Sri Lankan police came under fire Saturday for their failure to act after the gang rape and murder of a teenage girl in the district of Jaffna, as tensions heightened in the former war zone following angry protests over the incident.
Children’s Affairs Minister Rosy Senanayake slammed police for their response to a complaint after the 17-year-old student -- identified as Vidya -- went missing in Jaffna last week.
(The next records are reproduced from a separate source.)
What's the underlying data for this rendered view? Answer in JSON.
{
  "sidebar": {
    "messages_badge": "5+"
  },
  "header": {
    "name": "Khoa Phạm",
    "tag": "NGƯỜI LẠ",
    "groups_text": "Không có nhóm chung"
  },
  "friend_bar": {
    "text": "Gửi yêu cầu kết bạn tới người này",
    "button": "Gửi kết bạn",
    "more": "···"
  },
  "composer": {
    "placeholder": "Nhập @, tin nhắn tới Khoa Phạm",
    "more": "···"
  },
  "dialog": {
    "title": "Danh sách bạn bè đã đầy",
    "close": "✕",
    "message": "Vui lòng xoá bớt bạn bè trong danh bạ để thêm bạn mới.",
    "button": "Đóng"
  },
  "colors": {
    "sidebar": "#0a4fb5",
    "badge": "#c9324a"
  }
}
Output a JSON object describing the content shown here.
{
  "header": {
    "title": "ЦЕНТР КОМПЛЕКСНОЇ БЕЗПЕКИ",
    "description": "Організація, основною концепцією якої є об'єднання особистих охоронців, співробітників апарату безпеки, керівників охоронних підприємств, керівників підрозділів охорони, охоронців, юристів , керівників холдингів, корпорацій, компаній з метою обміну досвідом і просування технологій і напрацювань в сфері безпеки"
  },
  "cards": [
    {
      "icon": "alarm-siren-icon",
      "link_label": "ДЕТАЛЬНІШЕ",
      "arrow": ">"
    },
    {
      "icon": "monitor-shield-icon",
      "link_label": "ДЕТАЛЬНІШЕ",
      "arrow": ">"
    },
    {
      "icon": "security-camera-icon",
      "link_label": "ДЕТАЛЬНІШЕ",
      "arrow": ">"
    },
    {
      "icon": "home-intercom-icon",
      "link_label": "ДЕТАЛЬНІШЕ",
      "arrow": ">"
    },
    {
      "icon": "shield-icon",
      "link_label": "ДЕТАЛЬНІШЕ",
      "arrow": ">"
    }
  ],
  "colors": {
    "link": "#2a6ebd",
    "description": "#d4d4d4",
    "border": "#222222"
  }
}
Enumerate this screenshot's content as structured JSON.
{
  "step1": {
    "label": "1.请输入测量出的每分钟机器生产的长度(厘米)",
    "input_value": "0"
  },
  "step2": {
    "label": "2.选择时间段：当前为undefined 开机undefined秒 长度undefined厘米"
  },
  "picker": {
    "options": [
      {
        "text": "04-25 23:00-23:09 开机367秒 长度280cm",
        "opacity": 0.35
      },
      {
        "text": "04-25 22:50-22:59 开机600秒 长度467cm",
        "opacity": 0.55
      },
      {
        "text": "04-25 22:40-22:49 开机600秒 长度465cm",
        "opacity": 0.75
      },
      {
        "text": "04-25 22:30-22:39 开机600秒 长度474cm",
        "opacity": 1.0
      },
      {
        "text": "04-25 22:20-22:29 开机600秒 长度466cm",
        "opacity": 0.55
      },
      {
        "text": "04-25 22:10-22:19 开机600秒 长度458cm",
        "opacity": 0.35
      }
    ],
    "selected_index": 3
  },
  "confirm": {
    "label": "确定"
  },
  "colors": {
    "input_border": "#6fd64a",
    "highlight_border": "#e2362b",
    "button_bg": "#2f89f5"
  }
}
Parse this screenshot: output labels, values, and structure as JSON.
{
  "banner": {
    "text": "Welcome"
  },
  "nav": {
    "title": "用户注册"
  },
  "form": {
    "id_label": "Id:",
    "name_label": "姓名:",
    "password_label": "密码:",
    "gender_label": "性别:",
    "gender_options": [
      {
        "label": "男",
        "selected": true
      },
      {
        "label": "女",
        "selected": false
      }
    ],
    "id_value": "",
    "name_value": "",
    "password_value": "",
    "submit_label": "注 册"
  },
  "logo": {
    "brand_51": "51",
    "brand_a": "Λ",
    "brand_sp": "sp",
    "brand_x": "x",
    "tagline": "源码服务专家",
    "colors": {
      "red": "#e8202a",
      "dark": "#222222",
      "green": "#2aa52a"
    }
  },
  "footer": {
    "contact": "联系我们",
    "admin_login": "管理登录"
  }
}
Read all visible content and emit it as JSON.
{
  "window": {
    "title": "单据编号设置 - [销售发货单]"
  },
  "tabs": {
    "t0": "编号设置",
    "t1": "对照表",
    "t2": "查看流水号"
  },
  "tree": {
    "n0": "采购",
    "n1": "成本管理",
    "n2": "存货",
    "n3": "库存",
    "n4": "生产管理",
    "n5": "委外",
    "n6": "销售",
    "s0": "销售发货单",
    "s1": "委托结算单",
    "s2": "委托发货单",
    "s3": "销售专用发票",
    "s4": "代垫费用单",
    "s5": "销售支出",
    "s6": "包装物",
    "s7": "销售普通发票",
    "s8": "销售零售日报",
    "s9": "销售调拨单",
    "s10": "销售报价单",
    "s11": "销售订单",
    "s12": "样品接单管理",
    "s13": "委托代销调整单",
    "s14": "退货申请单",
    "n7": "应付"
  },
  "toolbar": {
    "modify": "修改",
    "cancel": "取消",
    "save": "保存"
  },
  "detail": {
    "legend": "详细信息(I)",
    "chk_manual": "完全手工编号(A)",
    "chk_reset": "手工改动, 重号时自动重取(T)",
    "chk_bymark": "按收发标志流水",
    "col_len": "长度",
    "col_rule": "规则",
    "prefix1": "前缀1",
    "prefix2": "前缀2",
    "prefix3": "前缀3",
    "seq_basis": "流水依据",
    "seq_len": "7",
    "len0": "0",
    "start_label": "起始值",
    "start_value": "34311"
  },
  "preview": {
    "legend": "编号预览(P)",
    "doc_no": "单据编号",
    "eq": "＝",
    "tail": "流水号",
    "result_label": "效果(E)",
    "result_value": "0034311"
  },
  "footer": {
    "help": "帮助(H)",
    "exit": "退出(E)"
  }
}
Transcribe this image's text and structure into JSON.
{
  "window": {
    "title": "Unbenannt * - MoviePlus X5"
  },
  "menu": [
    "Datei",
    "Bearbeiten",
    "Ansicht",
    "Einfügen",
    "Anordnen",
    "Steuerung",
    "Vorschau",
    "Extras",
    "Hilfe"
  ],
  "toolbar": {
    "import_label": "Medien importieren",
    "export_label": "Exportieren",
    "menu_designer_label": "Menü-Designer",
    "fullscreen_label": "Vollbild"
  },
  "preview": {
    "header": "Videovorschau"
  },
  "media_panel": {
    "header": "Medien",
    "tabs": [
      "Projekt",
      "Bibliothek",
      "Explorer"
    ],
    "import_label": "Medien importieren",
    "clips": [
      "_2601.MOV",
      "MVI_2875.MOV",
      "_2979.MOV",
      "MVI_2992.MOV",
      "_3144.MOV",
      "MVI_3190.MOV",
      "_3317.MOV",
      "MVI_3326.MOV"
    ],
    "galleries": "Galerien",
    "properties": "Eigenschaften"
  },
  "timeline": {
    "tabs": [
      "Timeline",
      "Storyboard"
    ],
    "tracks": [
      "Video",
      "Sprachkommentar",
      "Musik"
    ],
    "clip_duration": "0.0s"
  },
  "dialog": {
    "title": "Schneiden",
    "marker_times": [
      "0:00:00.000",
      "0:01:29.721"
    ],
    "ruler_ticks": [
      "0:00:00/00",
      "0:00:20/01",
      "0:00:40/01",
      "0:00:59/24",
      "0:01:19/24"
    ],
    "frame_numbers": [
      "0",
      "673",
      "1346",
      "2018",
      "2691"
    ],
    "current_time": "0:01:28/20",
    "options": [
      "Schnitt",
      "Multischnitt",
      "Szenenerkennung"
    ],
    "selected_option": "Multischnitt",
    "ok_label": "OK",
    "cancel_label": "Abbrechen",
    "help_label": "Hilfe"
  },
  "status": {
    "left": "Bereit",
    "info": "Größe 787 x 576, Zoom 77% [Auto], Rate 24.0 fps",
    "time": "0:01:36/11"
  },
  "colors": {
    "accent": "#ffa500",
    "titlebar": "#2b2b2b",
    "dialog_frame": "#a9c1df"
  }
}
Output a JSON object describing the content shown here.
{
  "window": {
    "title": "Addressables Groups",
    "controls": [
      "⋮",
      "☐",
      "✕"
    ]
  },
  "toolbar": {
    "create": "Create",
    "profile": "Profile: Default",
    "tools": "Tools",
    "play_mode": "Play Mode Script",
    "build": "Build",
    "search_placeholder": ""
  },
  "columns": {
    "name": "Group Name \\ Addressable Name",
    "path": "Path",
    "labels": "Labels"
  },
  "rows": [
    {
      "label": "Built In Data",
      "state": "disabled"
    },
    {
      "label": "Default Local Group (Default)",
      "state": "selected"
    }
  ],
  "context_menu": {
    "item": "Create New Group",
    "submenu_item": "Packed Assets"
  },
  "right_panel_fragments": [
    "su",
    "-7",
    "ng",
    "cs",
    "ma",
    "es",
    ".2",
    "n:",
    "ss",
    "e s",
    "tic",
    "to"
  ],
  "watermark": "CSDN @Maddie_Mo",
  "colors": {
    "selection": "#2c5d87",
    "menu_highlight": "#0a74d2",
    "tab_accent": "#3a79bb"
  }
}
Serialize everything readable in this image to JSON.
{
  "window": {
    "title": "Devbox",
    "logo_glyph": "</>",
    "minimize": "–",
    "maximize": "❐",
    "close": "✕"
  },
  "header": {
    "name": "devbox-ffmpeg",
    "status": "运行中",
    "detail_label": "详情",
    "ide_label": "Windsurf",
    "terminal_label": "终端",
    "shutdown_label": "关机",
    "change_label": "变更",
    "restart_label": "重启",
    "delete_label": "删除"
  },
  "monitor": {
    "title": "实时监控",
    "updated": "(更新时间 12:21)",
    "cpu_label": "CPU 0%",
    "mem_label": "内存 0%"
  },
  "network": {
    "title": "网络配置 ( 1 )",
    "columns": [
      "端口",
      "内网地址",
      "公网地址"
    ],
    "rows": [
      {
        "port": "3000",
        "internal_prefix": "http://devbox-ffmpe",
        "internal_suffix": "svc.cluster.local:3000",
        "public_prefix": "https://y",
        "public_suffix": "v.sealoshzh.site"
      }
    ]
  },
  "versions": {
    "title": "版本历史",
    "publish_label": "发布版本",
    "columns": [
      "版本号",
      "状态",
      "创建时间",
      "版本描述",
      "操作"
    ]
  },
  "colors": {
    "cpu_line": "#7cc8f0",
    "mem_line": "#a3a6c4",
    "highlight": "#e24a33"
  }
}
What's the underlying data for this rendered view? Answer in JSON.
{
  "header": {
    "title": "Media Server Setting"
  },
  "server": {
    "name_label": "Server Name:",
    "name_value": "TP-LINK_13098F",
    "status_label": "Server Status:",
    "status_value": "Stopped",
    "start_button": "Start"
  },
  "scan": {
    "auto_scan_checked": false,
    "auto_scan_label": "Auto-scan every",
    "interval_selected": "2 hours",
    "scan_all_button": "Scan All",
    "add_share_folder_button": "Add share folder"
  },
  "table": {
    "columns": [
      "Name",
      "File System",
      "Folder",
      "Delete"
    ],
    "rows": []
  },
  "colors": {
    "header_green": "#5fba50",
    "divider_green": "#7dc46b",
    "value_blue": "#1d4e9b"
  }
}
Her bruised body was found a day later near her home.
“When the local residents handed over a suspect, the police were still not taking action,” Senanayake told reporters at a press conference in Colombo.
The victim had been abducted by four men, later joined by five more, who attacked and then killed her, the minister added.
The case sparked outrage last Wednesday, with hundreds of villagers pelting stones at the police and a court house.
Senanayake said three senior policemen had since been transferred from their stations in Jaffna, pending an internal investigation into the police failure.
Following the protests, police said they had arrested nine people -- one of whom is a man of Sri Lankan origin who had recently obtained a Swiss passport.
But even as the minister criticized the breakdown in law and order, police announced they had obtained a court order banning further protests in the peninsula.
Wednesday’s demonstrations marked a rare outburst of public anger since the end of the 37-year-long Tamil separatist war, in which at least 100,000 people were killed between 1972 and 2009.
Police reacted to the protests by firing tear gas and arresting 130 people who took part, sparking more anger across the region, residents said.
“It is not right for people to take the law into their own hands, but we cannot be satisfied with the way the police acted in this case,” the minister added.
Senanayake, whose government came to power in January, said there had been a 20 percent increase in the number of cases of violence against women and children in the past two years.
She blamed the crime wave on the inefficient criminal justice system.
“The state has failed to criminalise the criminals,” she said, adding that she was pressing the government to fast track all cases of violence against women and children under a special police investigative unit.
“We have (had) tight protection laws since 1995, but obviously the police have failed to enforce the law,” she said.
The minister said she was organising a candle light vigil in the capital for Vidya on Sunday.
She said there had also been instances of infants being raped by relatives.
“It is a shameful situation. We want our society to put a stop to this,” she said, adding that six rapes were recorded daily across the nation of 20 million people while many more cases go unreported.